Scammers claim you have a secret account with the Fed. You don’t
If you’ve heard rumors about secret consumer accounts held by the Federal Reserve that you can use to pay your bills, don’t believe them.
In recent scams, consumers have been told how they can move money from their Social Security trust accounts. If you try this, any payment initiated using a Fed routing number will be rejected or returned, and you could be subject to penalty or late fees.
More than 106,000 transactions have been reversed since the end of June, according to the Federal Reserve.
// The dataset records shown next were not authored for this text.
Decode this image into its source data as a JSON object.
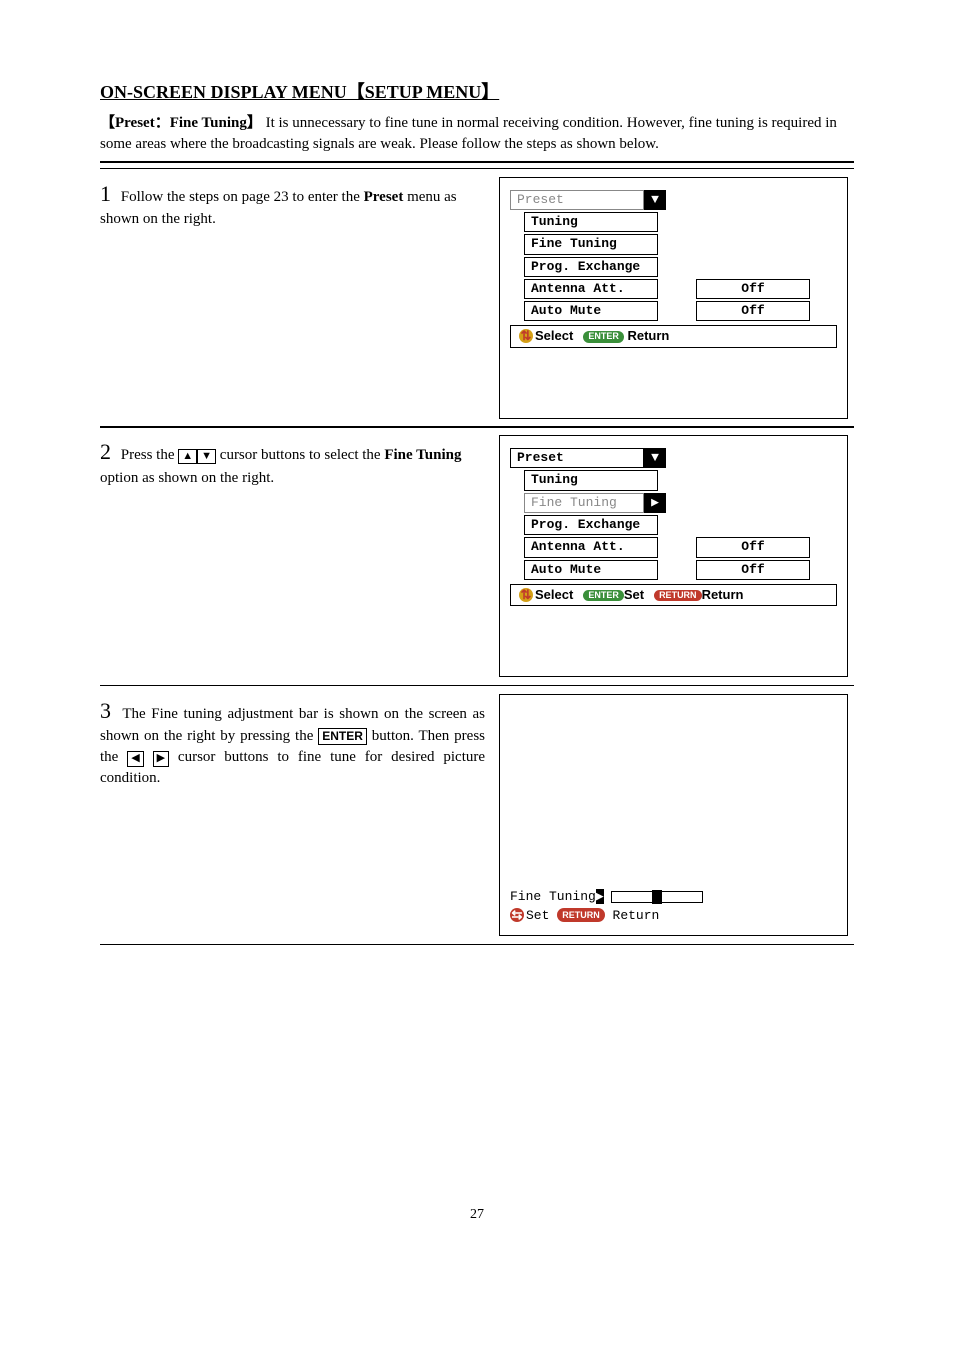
{
  "heading": "ON-SCREEN DISPLAY MENU【SETUP MENU】",
  "intro": {
    "label": "【Preset：Fine Tuning】",
    "text": "It is unnecessary to fine tune in normal receiving condition. However, fine tuning is required in some areas where the broadcasting signals are weak. Please follow the steps as shown below."
  },
  "steps": {
    "s1": {
      "num": "1",
      "text_a": "Follow the steps on page 23 to enter the ",
      "text_b": "Preset",
      "text_c": " menu as shown on the right."
    },
    "s2": {
      "num": "2",
      "text_a": "Press the ",
      "text_b": " cursor buttons to select the ",
      "text_c": "Fine Tuning",
      "text_d": " option as shown on the right."
    },
    "s3": {
      "num": "3",
      "text_a": "The Fine tuning adjustment bar is shown on the screen as shown on the right by pressing the ",
      "text_b": "ENTER",
      "text_c": " button. Then press the ",
      "text_d": " cursor buttons to fine tune for desired picture condition."
    }
  },
  "osd": {
    "title": "Preset",
    "items": {
      "tuning": "Tuning",
      "fine_tuning": "Fine Tuning",
      "prog_exchange": "Prog. Exchange",
      "antenna_att": "Antenna Att.",
      "auto_mute": "Auto Mute"
    },
    "values": {
      "off": "Off"
    },
    "bar": {
      "select": "Select",
      "set": "Set",
      "return": "Return",
      "enter_pill": "ENTER",
      "return_pill": "RETURN"
    }
  },
  "page": "27"
}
Federal Reserve banks, including the ones in Atlanta and New York, have issued alerts, although it’s unclear what goal scammers are trying to accomplish. Identity theft is a possibility, but a spokesman for the Atlanta Fed told the New York Times none of the consumers who have attempted to use Fed routing numbers to pay their bills appear to have passed along personal information to fraudsters.
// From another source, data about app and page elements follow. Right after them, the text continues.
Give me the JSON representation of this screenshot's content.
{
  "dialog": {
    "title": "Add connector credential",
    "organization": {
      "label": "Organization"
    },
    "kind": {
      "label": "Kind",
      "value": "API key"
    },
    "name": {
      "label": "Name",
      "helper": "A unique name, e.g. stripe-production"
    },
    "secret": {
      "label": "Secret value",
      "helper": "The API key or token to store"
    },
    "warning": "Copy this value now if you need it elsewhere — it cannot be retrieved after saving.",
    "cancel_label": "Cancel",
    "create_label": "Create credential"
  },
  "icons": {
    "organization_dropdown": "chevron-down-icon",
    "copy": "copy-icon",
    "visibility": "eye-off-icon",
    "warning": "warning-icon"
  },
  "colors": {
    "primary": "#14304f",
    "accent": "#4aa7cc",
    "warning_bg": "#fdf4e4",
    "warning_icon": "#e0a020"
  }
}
Still, if you’ve fallen for the scheme, move quickly to protect your identity and cover your unpaid bills. Request a free copy of your credit report. File a complaint with the Federal Trade Commission and your local Federal Bureau of Investigation office.
What to know about the scam
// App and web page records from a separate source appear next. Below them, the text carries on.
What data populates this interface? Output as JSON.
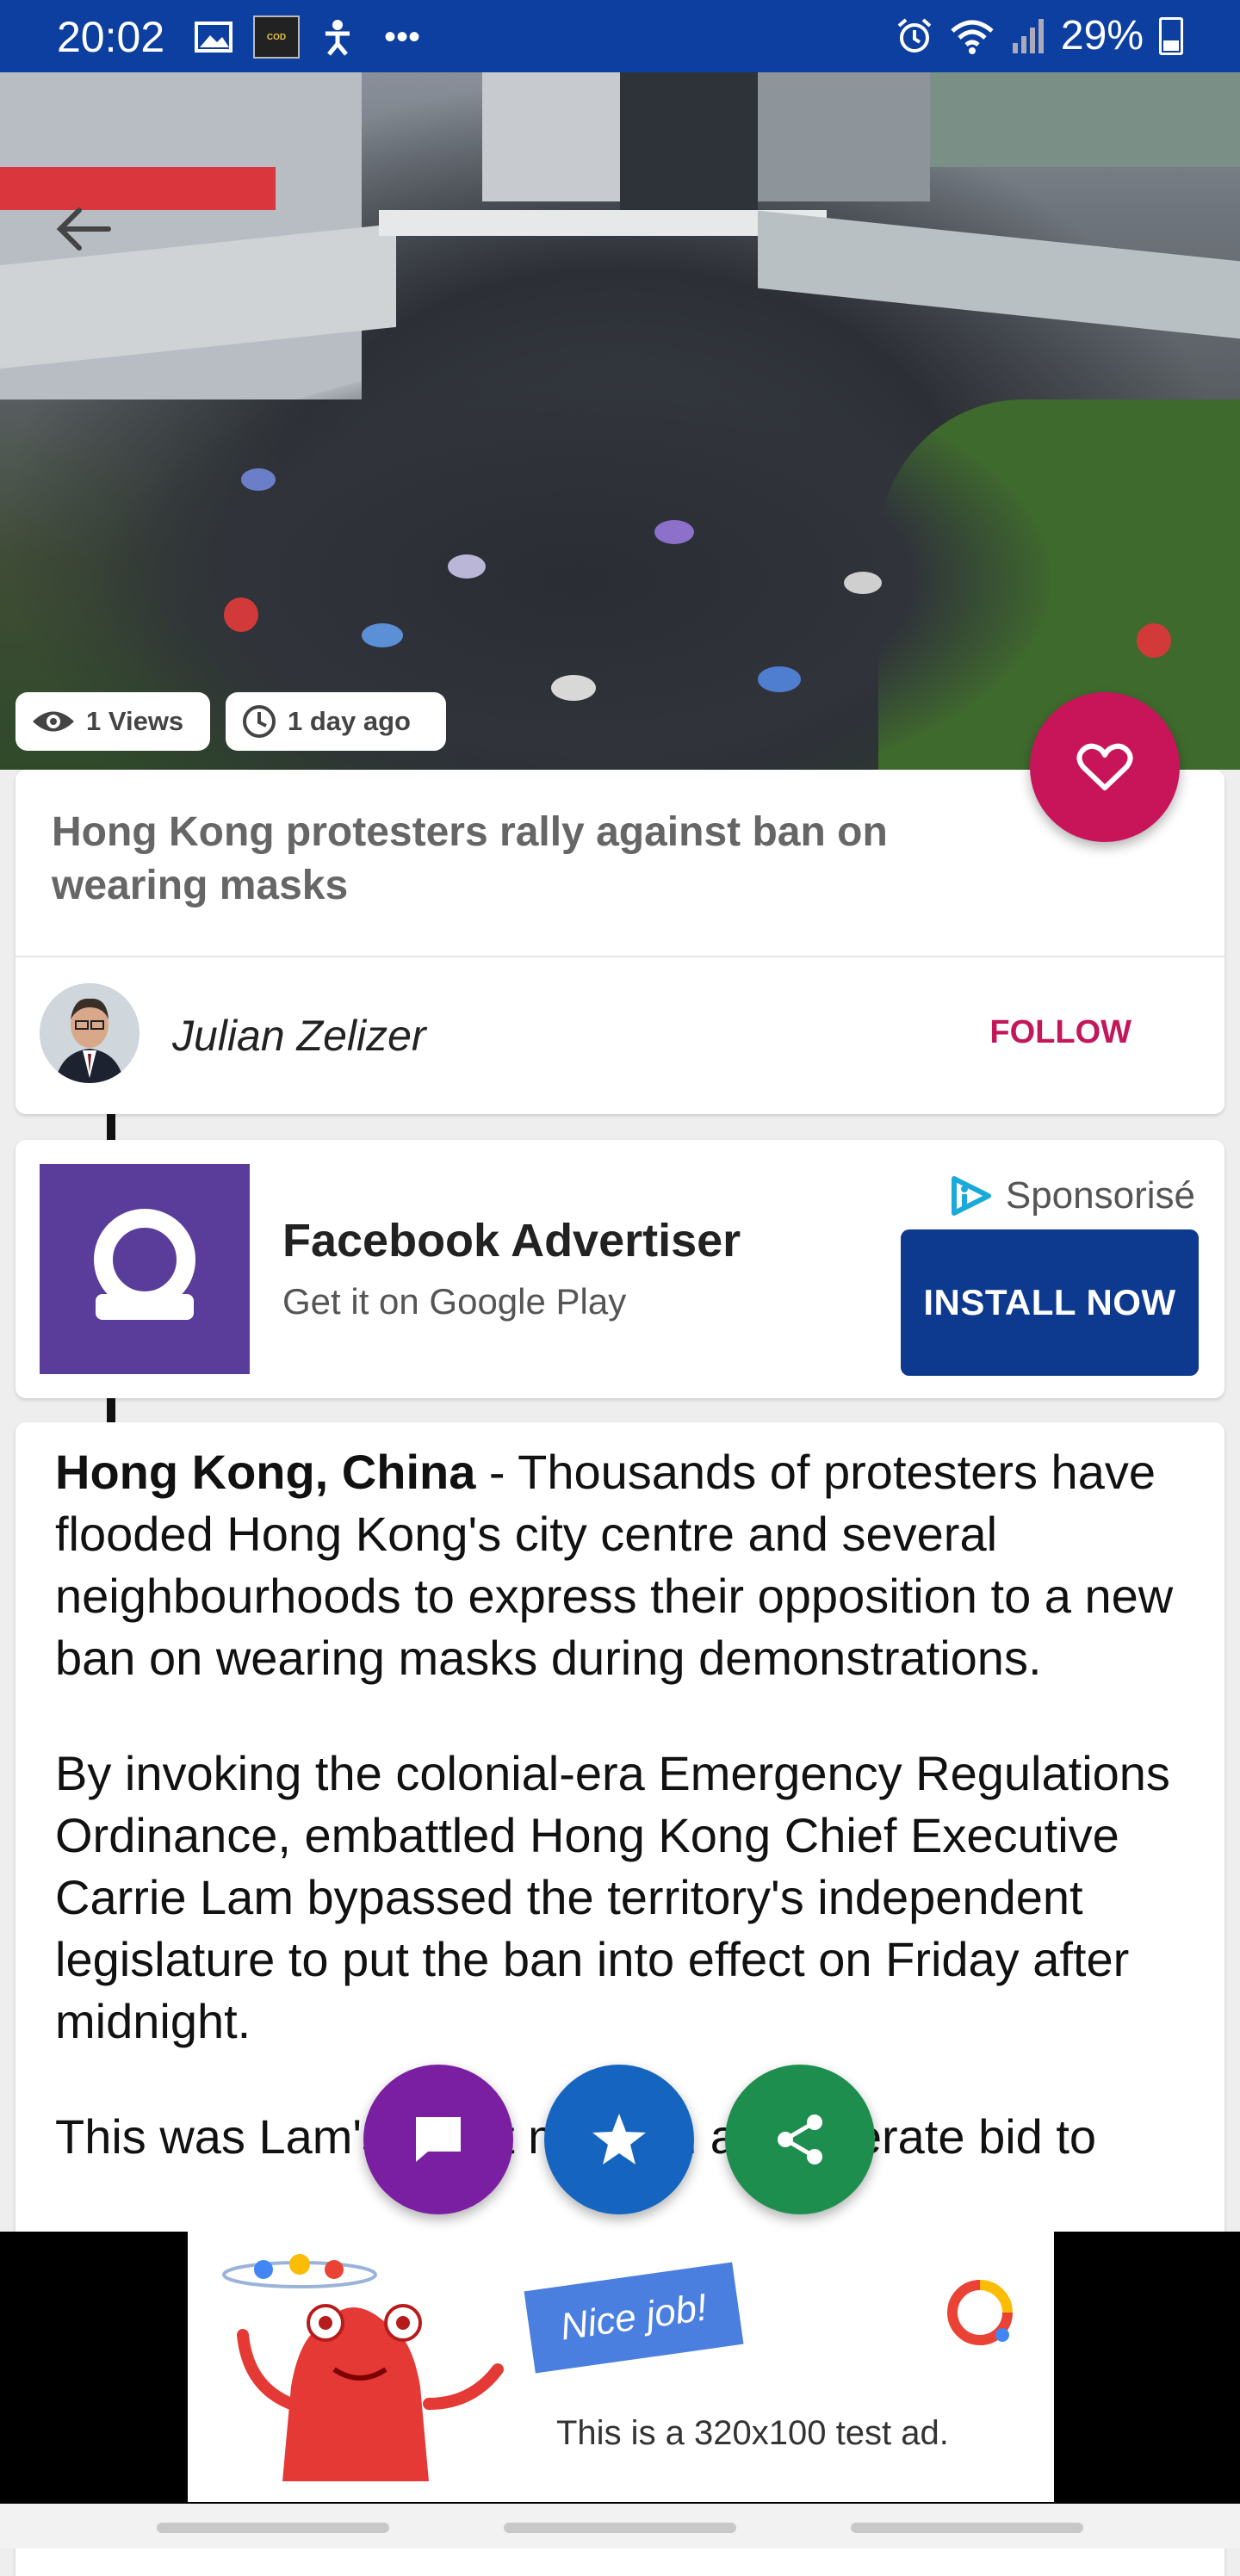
{
  "status_bar": {
    "time": "20:02",
    "battery": "29%",
    "icons": [
      "image-icon",
      "call-of-duty-icon",
      "accessibility-icon",
      "more-icon",
      "alarm-icon",
      "wifi-icon",
      "signal-icon",
      "battery-icon"
    ]
  },
  "hero": {
    "views": "1 Views",
    "time_ago": "1 day ago"
  },
  "article_header": {
    "title": "Hong Kong protesters rally against ban on wearing masks",
    "author": "Julian Zelizer",
    "follow_label": "FOLLOW"
  },
  "ad": {
    "title": "Facebook Advertiser",
    "subtitle": "Get it on Google Play",
    "sponsored": "Sponsorisé",
    "cta": "INSTALL NOW"
  },
  "article": {
    "lead_bold": "Hong Kong, China",
    "p1": " - Thousands of protesters have flooded Hong Kong's city centre and several neighbourhoods to express their opposition to a new ban on wearing masks during demonstrations.",
    "p2": "By invoking the colonial-era Emergency Regulations Ordinance, embattled Hong Kong Chief Executive Carrie Lam bypassed the territory's independent legislature to put the ban into effect on Friday after midnight.",
    "p3": "This was Lam's latest move in a desperate bid to"
  },
  "fabs": [
    "comment-icon",
    "star-icon",
    "share-icon"
  ],
  "banner": {
    "headline": "Nice job!",
    "text": "This is a 320x100 test ad."
  },
  "colors": {
    "status_bar": "#0d3fa0",
    "accent_pink": "#c8155a",
    "install_button": "#0d3a8f",
    "fab_purple": "#7b1fa2",
    "fab_blue": "#1565c0",
    "fab_green": "#1e8e4e"
  }
}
A YouTube video claims that your Social Security number doubles as your secret account number. So far, it has more than 253,000 views.
The letter on the back of your Social Security card allegedly corresponds to one of the 12 Federal Reserve banks. The scammer says that’s how you’re supposed to know which one is holding your secret account.
In reality, it’s impossible for consumers to have accounts with the Fed. As the nation’s central bank, it only offers financial services to the government and other financial institutions.
“They’re now playing upon people’s lack of familiarity with the Federal Reserve banks and what they do and what the banking system means,” says Lois Greisman, associate director of the division of marketing practices at the Federal Trade Commission. “Fraudsters will engage in any ploy to get information from you, whether it’s your credit card number, your bank account number, your Social Security number.”
Statements from the Federal Reserve Bank warn consumers to be wary of any video, website, text message, flyer, phone call or email explaining how to pay bills from a Fed account.
Minimize your financial loss
If you’ve tried to pay bills using a Fed routing number, know that nothing was processed. Make your payments now to avoid fees.
Anyone who’s already incurred fees should contact the company they were supposed to pay and their financial institution.
“They can certainly call up their bank and tell them they were scammed and ask for the bank to waive the fees,” says Lauren Saunders, associate director at the National Consumer Law Center.